The Joy of Sox has been writing about a problem with Major League Baseball’s DRM scheme. Boing Boing, Wired, Slashdot, and Techdirt have also picked up the story.

Apparently fans who purchased digital downloads from MLB have discovered that MLB has changed its DRM scheme.  Fans who downloaded complete games from MLB had to log in through an MLB web page to verify that the download in question was being viewed on the appropriate, licensed computer.  MLB has now removed this page, making those downloads unviewable.  Apparently MLB does not know when the problem will be fixed.  This means that those who purchased the downloads have been denied the benefits of their bargain.

This illustrates one of the most significant problems with DRM.  Consumers who can’t view their downloads have no effective self-help.  Circumventing DRM controlling access to a copyrighted work is generally illegal.
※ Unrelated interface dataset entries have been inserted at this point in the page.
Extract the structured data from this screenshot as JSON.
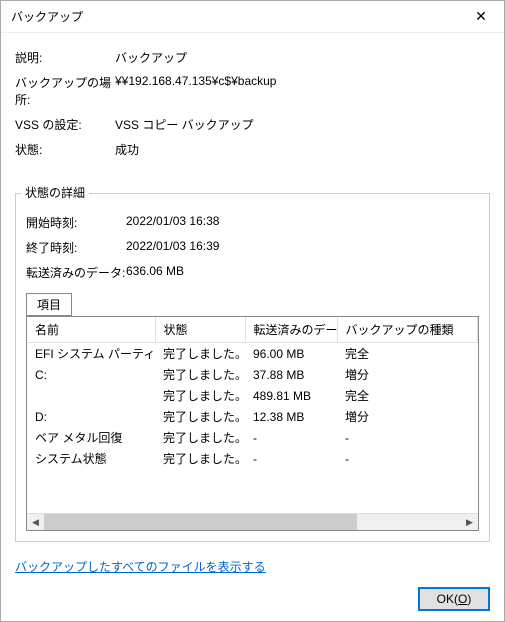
{
  "window": {
    "title": "バックアップ"
  },
  "summary": {
    "desc_label": "説明:",
    "desc_value": "バックアップ",
    "location_label": "バックアップの場所:",
    "location_value": "¥¥192.168.47.135¥c$¥backup",
    "vss_label": "VSS の設定:",
    "vss_value": "VSS コピー バックアップ",
    "status_label": "状態:",
    "status_value": "成功"
  },
  "details": {
    "group_label": "状態の詳細",
    "start_label": "開始時刻:",
    "start_value": "2022/01/03 16:38",
    "end_label": "終了時刻:",
    "end_value": "2022/01/03 16:39",
    "transferred_label": "転送済みのデータ:",
    "transferred_value": "636.06 MB",
    "tab_label": "項目",
    "columns": {
      "name": "名前",
      "status": "状態",
      "data": "転送済みのデータ",
      "type": "バックアップの種類"
    },
    "rows": [
      {
        "name": "EFI システム パーティション",
        "status": "完了しました。",
        "data": "96.00 MB",
        "type": "完全"
      },
      {
        "name": "C:",
        "status": "完了しました。",
        "data": "37.88 MB",
        "type": "増分"
      },
      {
        "name": "",
        "status": "完了しました。",
        "data": "489.81 MB",
        "type": "完全"
      },
      {
        "name": "D:",
        "status": "完了しました。",
        "data": "12.38 MB",
        "type": "増分"
      },
      {
        "name": "ベア メタル回復",
        "status": "完了しました。",
        "data": "-",
        "type": "-"
      },
      {
        "name": "システム状態",
        "status": "完了しました。",
        "data": "-",
        "type": "-"
      }
    ]
  },
  "footer": {
    "link_text": "バックアップしたすべてのファイルを表示する",
    "ok_label": "OK(O)"
  }
}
Even if there were some legal basis for circumvention, consumers can’t accomplish it easily because it’s also illegal to sell technology that makes circumvention possible.  Assuming for the sake of argument that this legal state of affairs is unlikely to change, one wonders whether some kind of consumer protection action against MLB becomes the best possibility for remedying this situation.  If MLB sold these downloads with the promise that purchasers could always view them after complying with the DRM protocol, and then fails to make good on that promise, isn’t this garden variety consumer fraud?  If so, perhaps a consumer class action or state attorney general suit will be forthcoming.